Fighting the past: Private school's editors battled with school for right to keep archive story online





When the box finally arrived, Falcon editors knew it was more than the server they needed to get their Web site back online. It was a victory.

It was the end of a yearlong conflict at Seattle Pacific University between the university administration and the student newspaper ' a standoff symbolized by the server, but entrenched in heavier questions about student journalists' right to control their own content at a private university and the consequences of journalism in the age of Google.

The root of the conflict was a decade-old story about a student expelled from SPU in 1998 after a woman accused him of attempted sexual assault. Now an attorney, Shakespear Feyissa was never charged with a crime, and the woman recanted her statement. But the allegations stuck with him, Feyissa said, reliably reappearing in the old Falcon article with each Google search of his name. The story has no factual inaccuracies, but Feyissa says it emphasizes the accusations against him, and hurts his business and personal relationships.

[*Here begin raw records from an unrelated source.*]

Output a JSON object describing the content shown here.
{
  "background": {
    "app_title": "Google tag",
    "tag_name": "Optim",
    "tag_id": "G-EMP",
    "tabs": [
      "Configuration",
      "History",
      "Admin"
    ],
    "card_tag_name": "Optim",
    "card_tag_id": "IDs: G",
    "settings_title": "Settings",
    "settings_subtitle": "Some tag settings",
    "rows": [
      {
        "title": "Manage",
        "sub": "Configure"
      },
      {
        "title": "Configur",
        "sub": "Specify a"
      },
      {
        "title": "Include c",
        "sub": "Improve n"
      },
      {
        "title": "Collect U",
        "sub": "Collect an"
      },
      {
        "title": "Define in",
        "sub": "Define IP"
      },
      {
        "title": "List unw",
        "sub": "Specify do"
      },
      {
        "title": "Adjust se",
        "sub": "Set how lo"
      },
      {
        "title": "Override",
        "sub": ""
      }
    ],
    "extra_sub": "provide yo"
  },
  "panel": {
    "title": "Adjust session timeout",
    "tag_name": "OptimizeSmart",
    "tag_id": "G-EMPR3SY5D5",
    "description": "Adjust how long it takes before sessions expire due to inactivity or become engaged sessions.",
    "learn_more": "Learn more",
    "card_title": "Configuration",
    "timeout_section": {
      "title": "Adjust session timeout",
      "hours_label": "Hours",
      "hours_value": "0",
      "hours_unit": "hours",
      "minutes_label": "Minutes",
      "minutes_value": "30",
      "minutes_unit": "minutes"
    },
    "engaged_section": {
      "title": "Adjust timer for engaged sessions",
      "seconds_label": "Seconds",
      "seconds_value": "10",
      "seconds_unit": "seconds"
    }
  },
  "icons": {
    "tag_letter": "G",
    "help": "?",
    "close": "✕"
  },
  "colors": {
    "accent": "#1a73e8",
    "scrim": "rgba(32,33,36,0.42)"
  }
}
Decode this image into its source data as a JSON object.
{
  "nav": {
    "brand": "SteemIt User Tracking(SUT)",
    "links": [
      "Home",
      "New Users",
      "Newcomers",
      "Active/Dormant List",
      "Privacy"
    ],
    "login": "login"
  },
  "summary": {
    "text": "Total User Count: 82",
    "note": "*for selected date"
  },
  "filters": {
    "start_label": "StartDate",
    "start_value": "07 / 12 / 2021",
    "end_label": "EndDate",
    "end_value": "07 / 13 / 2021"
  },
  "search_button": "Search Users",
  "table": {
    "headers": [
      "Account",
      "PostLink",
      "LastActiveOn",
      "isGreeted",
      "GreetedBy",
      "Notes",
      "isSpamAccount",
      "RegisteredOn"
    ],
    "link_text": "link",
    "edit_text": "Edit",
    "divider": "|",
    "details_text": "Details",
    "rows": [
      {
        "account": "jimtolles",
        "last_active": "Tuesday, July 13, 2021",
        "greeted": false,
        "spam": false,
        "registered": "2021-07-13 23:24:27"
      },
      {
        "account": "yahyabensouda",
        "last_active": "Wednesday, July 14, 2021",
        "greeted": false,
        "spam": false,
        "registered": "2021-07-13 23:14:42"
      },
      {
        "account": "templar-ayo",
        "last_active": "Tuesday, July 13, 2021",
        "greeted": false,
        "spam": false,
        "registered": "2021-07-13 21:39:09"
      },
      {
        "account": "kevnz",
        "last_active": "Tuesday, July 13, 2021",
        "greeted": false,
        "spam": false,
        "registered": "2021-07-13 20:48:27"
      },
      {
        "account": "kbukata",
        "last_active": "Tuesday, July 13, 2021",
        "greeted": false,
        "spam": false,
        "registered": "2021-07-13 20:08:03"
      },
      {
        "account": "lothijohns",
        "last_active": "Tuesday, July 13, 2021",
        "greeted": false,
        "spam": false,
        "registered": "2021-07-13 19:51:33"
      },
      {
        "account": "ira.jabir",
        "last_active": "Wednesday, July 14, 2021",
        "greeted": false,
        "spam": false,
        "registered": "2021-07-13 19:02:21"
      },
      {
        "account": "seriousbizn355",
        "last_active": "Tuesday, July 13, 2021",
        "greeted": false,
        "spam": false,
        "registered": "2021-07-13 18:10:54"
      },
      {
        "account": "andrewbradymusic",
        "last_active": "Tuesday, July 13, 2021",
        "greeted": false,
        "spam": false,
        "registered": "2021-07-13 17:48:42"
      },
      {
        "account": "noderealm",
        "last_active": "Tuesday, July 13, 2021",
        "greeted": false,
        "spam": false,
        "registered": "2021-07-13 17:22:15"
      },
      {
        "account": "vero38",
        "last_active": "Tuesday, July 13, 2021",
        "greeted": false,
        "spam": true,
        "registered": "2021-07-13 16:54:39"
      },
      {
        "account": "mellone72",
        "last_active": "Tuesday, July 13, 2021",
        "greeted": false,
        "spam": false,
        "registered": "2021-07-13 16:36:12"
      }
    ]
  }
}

"I didn't want this incomplete and untrue statement online, because I don't get a chance to explain to everybody," he said. "People see that and then make their own opinion, and as a black person walking around, people think I'm already a criminal anyways."

Tired of taking Feyissa's calls demanding the story be taken down, administrators first asked the Falcon about removing the article in 2005. They asked editors in following years, and each time Falcon editors said no.

"It's true, factual, and a matter of public record," former Editor-in-Chief Chris Durr said in an e-mail. "If journalists started censoring past archives, it would have a chilling effect on our society."

Because SPU is a private school, the administration could order editors to take down content without running afoul of the First Amendment. Instead, Vice President for Academic Affairs Les Steele said he presented the question of stewardship to the editors, because student tuition dollars go to fighting Feyissa's complaints, and if it were a professional newspaper, the Falcon would have to grapple with that cost.

It was also a question of ethics and balancing freedom of the press with other community values, said Don Mortenson, vice president for business and finance.

"The bigger issue for us is not a freedom of the press issue, but whether someone's past errors or mistakes get to be dropped," he said. "Do they forever need to haunt somebody?"

The editors still said no, so the article was online in spring 2008 when editors realized the server hosting their Web site was dying. They wrote proposals for a replacement. Editors were concerned when a memo Steele sent to lay out guidelines for a new server or off-campus hosting said that all parties must reaffirm SPU as the publisher and final authority on Falcon content.

"We ask that all parties indicate their affirmation of this by signing a contract," the memo said in regard to off-campus hosting.

"... the Associate Vice President for Academic Affairs and Dean of Students and the Assistant Vice President of Technology Services must have access to the server and the web site."

Administrators say the Feyissa article and the server were completely separate issues, but the Falcon editors saw Steele's memo as a threat to their archives. The Falcon staff knows SPU always has final say, Editor-in-Chief Christina Ghan said ' but the newspaper could not just agree to a request that went against the journalism principles taught in their classes.

"Signing a contract that gave the illusion of consent ' that we thought it was OK to take down stories that were accurate and true ' would be violating those standards," Ghan said.

In September 2008 the old server finally sputtered and died. The original article about Feyissa was still available online on at least one blog, but the rest of the Falcon's stories ' new and archived ' were not.

Concern spread among the faculty after the Seattle Times published a story about the situation, and a number of faculty members started asking the Falcon how they could help fund a new, stipulation-free server.

History professor Mike Hamilton, who supported the Falcon, said new challenges presented by the Internet are not a reason to abandon the American tradition of preserving the historical record published in newspapers. He said there are cases when educators may be justified in wanting to remove misguided student content, but the Feyissa article is not such a case.

"There was a whole host of reasons to keep this piece up," he said, "and no good reasons to pull it down other than placating a troublemaker."

Finally, with the school year waning and faculty concern mounting, the Falcon and the administration reached a compromise in late March. It sounded like the same old ultimatum: Sign this document if you want to get the server. But this time it was an "agreement" instead of a

"contract," and required the editors only to affirm the 2008-09 Board of Student Media guidelines. Gone was the stipulation allowing administrators access to the server.

So after nearly a year of frustration on both sides, Ghan signed the agreement. The Falcon successfully presented a new server proposal to the finance committee the next day, and the Falcon was publishing online again in early April.

Though everyone finally agreed on at least one point ' thank goodness it got resolved ' questions about the Falcon's online archives still linger. Steele said he hopes there will be no need to revive the issue with future editors, but he would welcome a decision to make the article inaccessible to Internet search engines. Student government President Joel VanderHoek, who participated in negotiations throughout the year, said he would like to see a policy in place so any requests to alter archived content would come before the Board of Student Media.

And though Feyissa still disagrees with leaving the story online, even he is weary of the battle.

"I don't know if I'm going to continue to fight it," he said, "because at some point you just have to move on."


reports, Spring 2009